Like many, I’m somebody who thinks that the stronger the impression information makes, the more people will retain. I think that’s probably the reason I was so enthralled with what was happening over at Information is Beautiful with their new interactive infographic. This new means of presenting data, well new to me, does so to get some hard facts across about supplements, their uses and whether or not they’ve ever been proven to do anything for a certain cause. The infographic brings it to the next level and all you have to do to learn about your favorite diet supplement is hover the mouse over it.

snake oil?

In this beautiful organization of supplements and how, or if, they work, the bubbles are organized as if it were a race to the top. According to Information is beautiful’s data, the bubbles at the top have the most evidence supporting the various claims made on their behalves. Similarly, the bigger the bubble is, the more commonly used it is in our society to treat these certain issues. There are also some rust colored balls that are supposed to be studies to watch as more and more information is being collected on the supplements and how to affect certain maladies.

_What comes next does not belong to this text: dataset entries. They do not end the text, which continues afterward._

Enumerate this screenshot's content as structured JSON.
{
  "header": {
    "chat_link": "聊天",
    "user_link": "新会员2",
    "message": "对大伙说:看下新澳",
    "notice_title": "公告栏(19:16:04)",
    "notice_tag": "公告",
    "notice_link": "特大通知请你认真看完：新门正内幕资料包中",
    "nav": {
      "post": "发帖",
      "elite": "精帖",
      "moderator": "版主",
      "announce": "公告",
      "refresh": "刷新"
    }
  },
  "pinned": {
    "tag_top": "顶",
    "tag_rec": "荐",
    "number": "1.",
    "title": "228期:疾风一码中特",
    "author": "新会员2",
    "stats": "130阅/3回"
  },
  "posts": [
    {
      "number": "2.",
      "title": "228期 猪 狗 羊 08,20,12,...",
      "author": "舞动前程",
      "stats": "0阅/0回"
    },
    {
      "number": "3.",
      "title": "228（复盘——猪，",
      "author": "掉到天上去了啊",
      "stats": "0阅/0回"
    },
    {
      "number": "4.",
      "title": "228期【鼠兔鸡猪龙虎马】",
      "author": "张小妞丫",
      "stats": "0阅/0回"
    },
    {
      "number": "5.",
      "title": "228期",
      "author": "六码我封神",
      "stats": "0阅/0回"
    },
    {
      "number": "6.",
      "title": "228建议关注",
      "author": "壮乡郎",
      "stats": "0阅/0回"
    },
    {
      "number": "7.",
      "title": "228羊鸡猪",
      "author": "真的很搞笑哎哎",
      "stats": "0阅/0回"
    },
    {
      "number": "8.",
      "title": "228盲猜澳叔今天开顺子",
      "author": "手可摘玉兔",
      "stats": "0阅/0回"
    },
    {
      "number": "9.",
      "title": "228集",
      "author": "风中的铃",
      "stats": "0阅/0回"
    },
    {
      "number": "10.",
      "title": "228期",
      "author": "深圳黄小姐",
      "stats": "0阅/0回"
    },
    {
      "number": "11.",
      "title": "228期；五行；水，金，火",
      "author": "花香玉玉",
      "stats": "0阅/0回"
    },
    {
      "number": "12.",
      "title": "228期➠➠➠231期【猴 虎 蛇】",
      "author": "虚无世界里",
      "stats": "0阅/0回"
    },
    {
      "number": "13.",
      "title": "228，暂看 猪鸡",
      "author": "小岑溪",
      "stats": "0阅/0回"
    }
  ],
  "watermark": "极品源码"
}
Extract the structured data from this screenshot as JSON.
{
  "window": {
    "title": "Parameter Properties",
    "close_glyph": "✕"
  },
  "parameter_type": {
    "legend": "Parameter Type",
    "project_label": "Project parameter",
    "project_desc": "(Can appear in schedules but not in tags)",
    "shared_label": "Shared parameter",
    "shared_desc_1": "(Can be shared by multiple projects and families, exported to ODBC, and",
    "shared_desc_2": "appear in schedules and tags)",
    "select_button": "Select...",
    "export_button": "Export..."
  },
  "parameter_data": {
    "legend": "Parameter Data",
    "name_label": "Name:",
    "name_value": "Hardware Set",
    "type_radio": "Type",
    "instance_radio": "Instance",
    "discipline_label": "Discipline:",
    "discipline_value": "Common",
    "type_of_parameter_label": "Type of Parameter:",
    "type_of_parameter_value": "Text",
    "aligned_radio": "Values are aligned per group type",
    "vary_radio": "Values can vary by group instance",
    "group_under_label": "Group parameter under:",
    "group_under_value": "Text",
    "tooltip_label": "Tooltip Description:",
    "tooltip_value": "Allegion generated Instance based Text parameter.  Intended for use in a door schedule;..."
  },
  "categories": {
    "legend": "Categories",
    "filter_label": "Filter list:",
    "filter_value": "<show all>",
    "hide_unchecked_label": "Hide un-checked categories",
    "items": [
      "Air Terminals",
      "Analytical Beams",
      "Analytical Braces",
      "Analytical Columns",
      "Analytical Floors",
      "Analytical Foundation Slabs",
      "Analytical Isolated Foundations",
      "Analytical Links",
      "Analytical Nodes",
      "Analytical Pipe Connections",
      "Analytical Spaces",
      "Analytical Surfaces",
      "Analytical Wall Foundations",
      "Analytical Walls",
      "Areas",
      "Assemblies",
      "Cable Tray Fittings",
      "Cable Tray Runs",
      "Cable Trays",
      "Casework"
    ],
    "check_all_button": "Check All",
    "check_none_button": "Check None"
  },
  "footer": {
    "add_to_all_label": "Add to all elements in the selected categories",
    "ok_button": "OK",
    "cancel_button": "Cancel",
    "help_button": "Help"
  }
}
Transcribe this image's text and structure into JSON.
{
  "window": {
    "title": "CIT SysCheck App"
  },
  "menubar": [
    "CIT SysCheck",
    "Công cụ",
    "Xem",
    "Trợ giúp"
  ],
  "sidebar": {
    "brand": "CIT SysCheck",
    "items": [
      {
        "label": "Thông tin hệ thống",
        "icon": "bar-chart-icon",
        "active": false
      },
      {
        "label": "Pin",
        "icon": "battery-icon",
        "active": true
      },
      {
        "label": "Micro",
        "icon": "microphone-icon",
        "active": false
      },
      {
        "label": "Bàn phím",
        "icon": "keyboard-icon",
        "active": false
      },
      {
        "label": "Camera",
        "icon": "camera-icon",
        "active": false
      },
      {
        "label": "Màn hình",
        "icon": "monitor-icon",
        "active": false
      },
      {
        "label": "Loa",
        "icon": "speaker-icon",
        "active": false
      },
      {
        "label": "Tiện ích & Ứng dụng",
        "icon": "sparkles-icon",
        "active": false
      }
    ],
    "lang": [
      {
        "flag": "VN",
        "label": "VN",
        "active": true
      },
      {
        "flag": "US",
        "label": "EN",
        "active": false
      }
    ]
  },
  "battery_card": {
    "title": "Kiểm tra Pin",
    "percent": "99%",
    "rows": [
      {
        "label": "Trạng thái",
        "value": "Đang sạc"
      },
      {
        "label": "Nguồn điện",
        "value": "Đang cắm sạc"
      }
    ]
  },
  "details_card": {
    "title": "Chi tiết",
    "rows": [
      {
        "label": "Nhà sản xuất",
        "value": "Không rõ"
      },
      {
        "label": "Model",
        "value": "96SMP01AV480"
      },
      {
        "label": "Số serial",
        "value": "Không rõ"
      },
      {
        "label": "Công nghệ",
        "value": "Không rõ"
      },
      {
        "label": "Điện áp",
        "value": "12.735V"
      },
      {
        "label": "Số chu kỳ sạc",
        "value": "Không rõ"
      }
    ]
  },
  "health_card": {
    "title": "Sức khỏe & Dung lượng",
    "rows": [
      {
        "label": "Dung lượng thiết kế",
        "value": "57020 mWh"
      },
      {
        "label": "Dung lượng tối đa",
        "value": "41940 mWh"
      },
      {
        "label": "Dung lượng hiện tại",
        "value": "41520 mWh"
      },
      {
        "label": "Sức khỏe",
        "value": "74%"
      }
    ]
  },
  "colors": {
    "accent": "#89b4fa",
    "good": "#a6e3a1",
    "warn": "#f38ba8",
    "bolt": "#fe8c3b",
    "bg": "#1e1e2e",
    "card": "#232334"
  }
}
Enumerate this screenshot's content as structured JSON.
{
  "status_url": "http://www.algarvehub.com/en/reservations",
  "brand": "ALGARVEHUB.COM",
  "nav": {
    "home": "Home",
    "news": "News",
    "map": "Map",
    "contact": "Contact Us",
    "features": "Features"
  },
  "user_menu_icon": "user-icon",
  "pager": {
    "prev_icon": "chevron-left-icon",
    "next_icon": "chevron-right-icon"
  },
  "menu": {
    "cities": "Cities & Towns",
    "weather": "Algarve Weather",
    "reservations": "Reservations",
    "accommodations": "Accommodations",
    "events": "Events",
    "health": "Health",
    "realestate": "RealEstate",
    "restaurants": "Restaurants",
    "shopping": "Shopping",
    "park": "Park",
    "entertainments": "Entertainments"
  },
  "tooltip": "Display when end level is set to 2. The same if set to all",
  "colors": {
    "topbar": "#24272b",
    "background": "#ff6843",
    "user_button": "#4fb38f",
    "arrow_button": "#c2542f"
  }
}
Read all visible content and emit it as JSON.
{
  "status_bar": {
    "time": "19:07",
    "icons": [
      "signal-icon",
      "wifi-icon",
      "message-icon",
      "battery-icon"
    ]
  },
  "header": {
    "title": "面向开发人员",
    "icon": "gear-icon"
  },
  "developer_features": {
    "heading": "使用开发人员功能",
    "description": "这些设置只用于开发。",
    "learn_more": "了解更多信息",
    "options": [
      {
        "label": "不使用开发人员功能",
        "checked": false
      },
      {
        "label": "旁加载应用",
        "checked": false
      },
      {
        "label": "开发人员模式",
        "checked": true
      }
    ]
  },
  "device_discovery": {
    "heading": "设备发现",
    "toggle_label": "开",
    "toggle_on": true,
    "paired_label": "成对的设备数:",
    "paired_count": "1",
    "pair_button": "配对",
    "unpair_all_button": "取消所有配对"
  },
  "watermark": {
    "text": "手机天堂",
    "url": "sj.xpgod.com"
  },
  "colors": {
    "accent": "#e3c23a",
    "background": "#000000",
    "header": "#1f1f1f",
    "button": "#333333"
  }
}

I think I was most surprised by just how much evidence there was for Vitamin D’s effect in warding off cancer and keeping people in good general health. I guess every time I saw an article praising it and condemning the government for making it illegal, I just thought it was propaganda. I don’t know if it’s a good time to stop hitting the treadmill yet but it’s still very interesting stuff. I lost a good half hour to hovering my mouse over different balls and learning about supplements.